*** Opening of Information supplied ***

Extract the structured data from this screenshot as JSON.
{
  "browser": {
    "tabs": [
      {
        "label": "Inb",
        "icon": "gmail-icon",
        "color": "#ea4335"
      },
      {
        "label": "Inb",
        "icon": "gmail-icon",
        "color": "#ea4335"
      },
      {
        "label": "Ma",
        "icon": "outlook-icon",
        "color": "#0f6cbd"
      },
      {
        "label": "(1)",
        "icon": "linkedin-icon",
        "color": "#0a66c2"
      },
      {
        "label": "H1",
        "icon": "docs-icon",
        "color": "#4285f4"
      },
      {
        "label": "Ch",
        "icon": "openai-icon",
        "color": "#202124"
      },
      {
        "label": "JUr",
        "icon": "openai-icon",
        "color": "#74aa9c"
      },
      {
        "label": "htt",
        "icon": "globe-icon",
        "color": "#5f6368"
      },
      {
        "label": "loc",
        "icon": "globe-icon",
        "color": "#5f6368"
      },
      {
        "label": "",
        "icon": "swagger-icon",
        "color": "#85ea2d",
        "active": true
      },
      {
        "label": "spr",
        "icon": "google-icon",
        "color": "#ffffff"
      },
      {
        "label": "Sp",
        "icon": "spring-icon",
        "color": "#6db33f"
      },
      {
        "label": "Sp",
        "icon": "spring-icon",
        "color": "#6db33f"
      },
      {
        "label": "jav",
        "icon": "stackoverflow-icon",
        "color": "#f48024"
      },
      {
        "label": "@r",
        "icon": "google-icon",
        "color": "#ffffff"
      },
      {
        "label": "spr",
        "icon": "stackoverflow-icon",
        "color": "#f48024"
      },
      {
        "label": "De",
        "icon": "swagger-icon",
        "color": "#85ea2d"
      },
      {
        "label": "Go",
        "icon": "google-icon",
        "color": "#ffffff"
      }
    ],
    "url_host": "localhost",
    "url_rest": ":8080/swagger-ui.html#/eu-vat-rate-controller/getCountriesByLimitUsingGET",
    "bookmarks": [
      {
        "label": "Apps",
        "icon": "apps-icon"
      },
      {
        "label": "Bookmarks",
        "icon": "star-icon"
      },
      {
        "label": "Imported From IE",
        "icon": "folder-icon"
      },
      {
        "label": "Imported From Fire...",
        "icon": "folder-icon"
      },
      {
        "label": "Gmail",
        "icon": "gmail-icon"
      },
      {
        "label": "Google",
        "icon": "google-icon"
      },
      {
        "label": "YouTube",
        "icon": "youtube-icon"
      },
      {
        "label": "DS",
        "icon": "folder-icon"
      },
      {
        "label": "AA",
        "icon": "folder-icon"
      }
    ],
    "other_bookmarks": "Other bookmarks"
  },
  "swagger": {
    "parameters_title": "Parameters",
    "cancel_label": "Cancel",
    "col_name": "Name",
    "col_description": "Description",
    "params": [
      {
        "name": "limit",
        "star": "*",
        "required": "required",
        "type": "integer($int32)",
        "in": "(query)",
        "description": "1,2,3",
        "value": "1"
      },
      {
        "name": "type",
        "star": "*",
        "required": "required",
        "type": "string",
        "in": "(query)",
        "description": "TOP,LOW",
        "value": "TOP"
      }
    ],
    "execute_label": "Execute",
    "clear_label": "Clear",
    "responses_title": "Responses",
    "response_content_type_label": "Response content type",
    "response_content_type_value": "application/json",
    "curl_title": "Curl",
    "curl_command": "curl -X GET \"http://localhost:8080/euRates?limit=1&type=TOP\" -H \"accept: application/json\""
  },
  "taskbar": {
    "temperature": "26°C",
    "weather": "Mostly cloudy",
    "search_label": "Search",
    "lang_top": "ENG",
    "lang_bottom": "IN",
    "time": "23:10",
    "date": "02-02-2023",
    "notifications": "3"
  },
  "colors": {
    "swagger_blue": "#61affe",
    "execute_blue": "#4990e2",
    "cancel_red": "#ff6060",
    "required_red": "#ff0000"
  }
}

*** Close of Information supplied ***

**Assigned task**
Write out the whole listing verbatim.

**Answer to this task**
Extract the structured data from this screenshot as JSON.
{
  "browser": {
    "tabs": [
      {
        "label": "Inb",
        "icon": "gmail-icon",
        "color": "#ea4335"
      },
      {
        "label": "Inb",
        "icon": "gmail-icon",
        "color": "#ea4335"
      },
      {
        "label": "Ma",
        "icon": "outlook-icon",
        "color": "#0f6cbd"
      },
      {
        "label": "(1)",
        "icon": "linkedin-icon",
        "color": "#0a66c2"
      },
      {
        "label": "H1",
        "icon": "docs-icon",
        "color": "#4285f4"
      },
      {
        "label": "Ch",
        "icon": "openai-icon",
        "color": "#202124"
      },
      {
        "label": "JUr",
        "icon": "openai-icon",
        "color": "#74aa9c"
      },
      {
        "label": "htt",
        "icon": "globe-icon",
        "color": "#5f6368"
      },
      {
        "label": "loc",
        "icon": "globe-icon",
        "color": "#5f6368"
      },
      {
        "label": "",
        "icon": "swagger-icon",
        "color": "#85ea2d",
        "active": true
      },
      {
        "label": "spr",
        "icon": "google-icon",
        "color": "#ffffff"
      },
      {
        "label": "Sp",
        "icon": "spring-icon",
        "color": "#6db33f"
      },
      {
        "label": "Sp",
        "icon": "spring-icon",
        "color": "#6db33f"
      },
      {
        "label": "jav",
        "icon": "stackoverflow-icon",
        "color": "#f48024"
      },
      {
        "label": "@r",
        "icon": "google-icon",
        "color": "#ffffff"
      },
      {
        "label": "spr",
        "icon": "stackoverflow-icon",
        "color": "#f48024"
      },
      {
        "label": "De",
        "icon": "swagger-icon",
        "color": "#85ea2d"
      },
      {
        "label": "Go",
        "icon": "google-icon",
        "color": "#ffffff"
      }
    ],
    "url_host": "localhost",
    "url_rest": ":8080/swagger-ui.html#/eu-vat-rate-controller/getCountriesByLimitUsingGET",
    "bookmarks": [
      {
        "label": "Apps",
        "icon": "apps-icon"
      },
      {
        "label": "Bookmarks",
        "icon": "star-icon"
      },
      {
        "label": "Imported From IE",
        "icon": "folder-icon"
      },
      {
        "label": "Imported From Fire...",
        "icon": "folder-icon"
      },
      {
        "label": "Gmail",
        "icon": "gmail-icon"
      },
      {
        "label": "Google",
        "icon": "google-icon"
      },
      {
        "label": "YouTube",
        "icon": "youtube-icon"
      },
      {
        "label": "DS",
        "icon": "folder-icon"
      },
      {
        "label": "AA",
        "icon": "folder-icon"
      }
    ],
    "other_bookmarks": "Other bookmarks"
  },
  "swagger": {
    "parameters_title": "Parameters",
    "cancel_label": "Cancel",
    "col_name": "Name",
    "col_description": "Description",
    "params": [
      {
        "name": "limit",
        "star": "*",
        "required": "required",
        "type": "integer($int32)",
        "in": "(query)",
        "description": "1,2,3",
        "value": "1"
      },
      {
        "name": "type",
        "star": "*",
        "required": "required",
        "type": "string",
        "in": "(query)",
        "description": "TOP,LOW",
        "value": "TOP"
      }
    ],
    "execute_label": "Execute",
    "clear_label": "Clear",
    "responses_title": "Responses",
    "response_content_type_label": "Response content type",
    "response_content_type_value": "application/json",
    "curl_title": "Curl",
    "curl_command": "curl -X GET \"http://localhost:8080/euRates?limit=1&type=TOP\" -H \"accept: application/json\""
  },
  "taskbar": {
    "temperature": "26°C",
    "weather": "Mostly cloudy",
    "search_label": "Search",
    "lang_top": "ENG",
    "lang_bottom": "IN",
    "time": "23:10",
    "date": "02-02-2023",
    "notifications": "3"
  },
  "colors": {
    "swagger_blue": "#61affe",
    "execute_blue": "#4990e2",
    "cancel_red": "#ff6060",
    "required_red": "#ff0000"
  }
}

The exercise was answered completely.